Rats! I finally killed the Royal Rat Authority. A friend of mine had been giving me advice, advice that didn’t make any sense to me, but I think he thought I was fighting a different giant rat boss. Obviously Dark Souls II is a game with a lot of giant rats. There is even a whole Covenant devoted to them! Let’s talk about Covenants. I joined the Way of the Blue and the Blue Sentinels, which have a cool elevator pitch. If you are Invaded in the Way of the Blue, the game will summon Blue Sentinels to protect you. A cool notion, but wasn’t getting any action when I bothered to wear the correct magic ring; I suspect that the ratio of Invaders to other players is skewed. I just joined the Rat Kings, so I don’t know much about it as a Covenant: I’ve only been on the receiving end. So far, the Rat Kings seem…inconvenient? That is, it would feel mean—barraging someone with ranged attacks while they fight enemy tanks—but the stakes are pretty low. I just found the Heirs of the Sun Covenant, the Sunbros, and I might try joining them for a bit, but so far the Bellkeepers were the right fit for me.

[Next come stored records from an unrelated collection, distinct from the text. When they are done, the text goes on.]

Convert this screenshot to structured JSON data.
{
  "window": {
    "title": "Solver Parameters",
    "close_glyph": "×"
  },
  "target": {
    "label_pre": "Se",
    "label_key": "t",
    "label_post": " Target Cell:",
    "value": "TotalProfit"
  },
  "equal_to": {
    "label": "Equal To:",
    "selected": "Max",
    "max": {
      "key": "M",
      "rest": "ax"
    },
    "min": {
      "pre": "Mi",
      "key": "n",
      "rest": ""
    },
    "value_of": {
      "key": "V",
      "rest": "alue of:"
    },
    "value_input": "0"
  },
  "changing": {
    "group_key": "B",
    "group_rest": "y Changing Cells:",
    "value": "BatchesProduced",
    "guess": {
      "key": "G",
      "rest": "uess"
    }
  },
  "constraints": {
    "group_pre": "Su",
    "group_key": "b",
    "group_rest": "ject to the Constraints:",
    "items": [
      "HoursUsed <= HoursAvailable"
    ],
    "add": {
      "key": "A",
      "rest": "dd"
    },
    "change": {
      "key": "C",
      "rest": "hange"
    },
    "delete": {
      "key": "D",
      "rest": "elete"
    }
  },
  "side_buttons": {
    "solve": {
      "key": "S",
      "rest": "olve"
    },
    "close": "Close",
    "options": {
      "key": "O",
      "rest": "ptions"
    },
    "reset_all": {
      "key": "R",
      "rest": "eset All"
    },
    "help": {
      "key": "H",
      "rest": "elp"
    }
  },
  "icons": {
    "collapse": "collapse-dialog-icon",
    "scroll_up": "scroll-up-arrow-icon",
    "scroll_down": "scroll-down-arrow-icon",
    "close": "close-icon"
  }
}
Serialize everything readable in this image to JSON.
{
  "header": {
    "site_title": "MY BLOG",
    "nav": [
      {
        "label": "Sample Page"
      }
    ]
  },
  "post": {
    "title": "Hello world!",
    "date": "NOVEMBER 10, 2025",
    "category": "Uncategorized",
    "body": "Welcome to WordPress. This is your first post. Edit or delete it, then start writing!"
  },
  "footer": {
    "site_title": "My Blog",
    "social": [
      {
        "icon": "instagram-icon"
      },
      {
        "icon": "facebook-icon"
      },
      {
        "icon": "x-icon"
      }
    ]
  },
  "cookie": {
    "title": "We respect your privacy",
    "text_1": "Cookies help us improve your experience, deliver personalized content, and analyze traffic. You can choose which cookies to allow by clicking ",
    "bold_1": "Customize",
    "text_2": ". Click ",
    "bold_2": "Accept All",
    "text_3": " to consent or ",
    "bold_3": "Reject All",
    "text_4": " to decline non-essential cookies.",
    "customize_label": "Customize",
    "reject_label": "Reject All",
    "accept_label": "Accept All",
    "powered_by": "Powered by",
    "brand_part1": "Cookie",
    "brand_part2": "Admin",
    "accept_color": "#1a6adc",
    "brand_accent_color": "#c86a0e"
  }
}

See, Dark Souls had the Darkroot Forest, which was an area I thought was very clever. It summoned other PCs from other games to defend it, essentially making other players an enemy type; as you can imagine, a decent player is always more dangerous than an AI. Dark Souls II’s Rat Kings are similar, only they summon you into their world, into the rat warrens where they can use enemies and traps against you. I don’t know the rewards or the risks for the Rats, yet, but I was a member of the Bell Keepers, a Covenant similar to both. There are two bell towers—think Undead Parish—and, well, there are a bunch of adorable Chucky dolls guarding it, crossed with the doll-replicants from J.F. Sebastian’s apartment in Blade Runner, ringing the bells, laughing maniacally and asking you to join. How could I say no! The Bell Keepers is fun and rewarded me with Titanite Chunks, rather rare weapon and armor upgrade components—in other words, totally worth it. It helps that, like with Invasions, the level of skill in PvP is more diverse than it was in Dark Souls towards the end, when everyone was basically an elite duel master, so I’m actually pretty good in a skirmish.
Speaking of those Titanite upgrade ores… I had complained last game about the bottleneck of Shards, the lowest level item (you need Shards, then Large Shards, then Chunks, then a Slab, unless you need weirder stuff). I stand by that; it is a real problem. I don’t mind restricting Large Shards as much, but both tactics discourage you from using them, and if you do, then you run the risk of regretting it. I think I’m close to getting a merchant who will sell them—the blacksmith in the Lost Bastille who needs a new Ember is my guess, if I can ever find his Ember, or maybe the prospector, the blacksmith’s daughter, will suddenly become more useful—but it has taken too long. Trying out new armor, rather than new weapons, is the current bee in my bonnet—or rather the fact that I can’t, since I don’t have the materials needed to mess around. Oh, and a related PSA: did you know you can upgrade your Catalyst, your wizard’s staff, as well as your weapon, this time?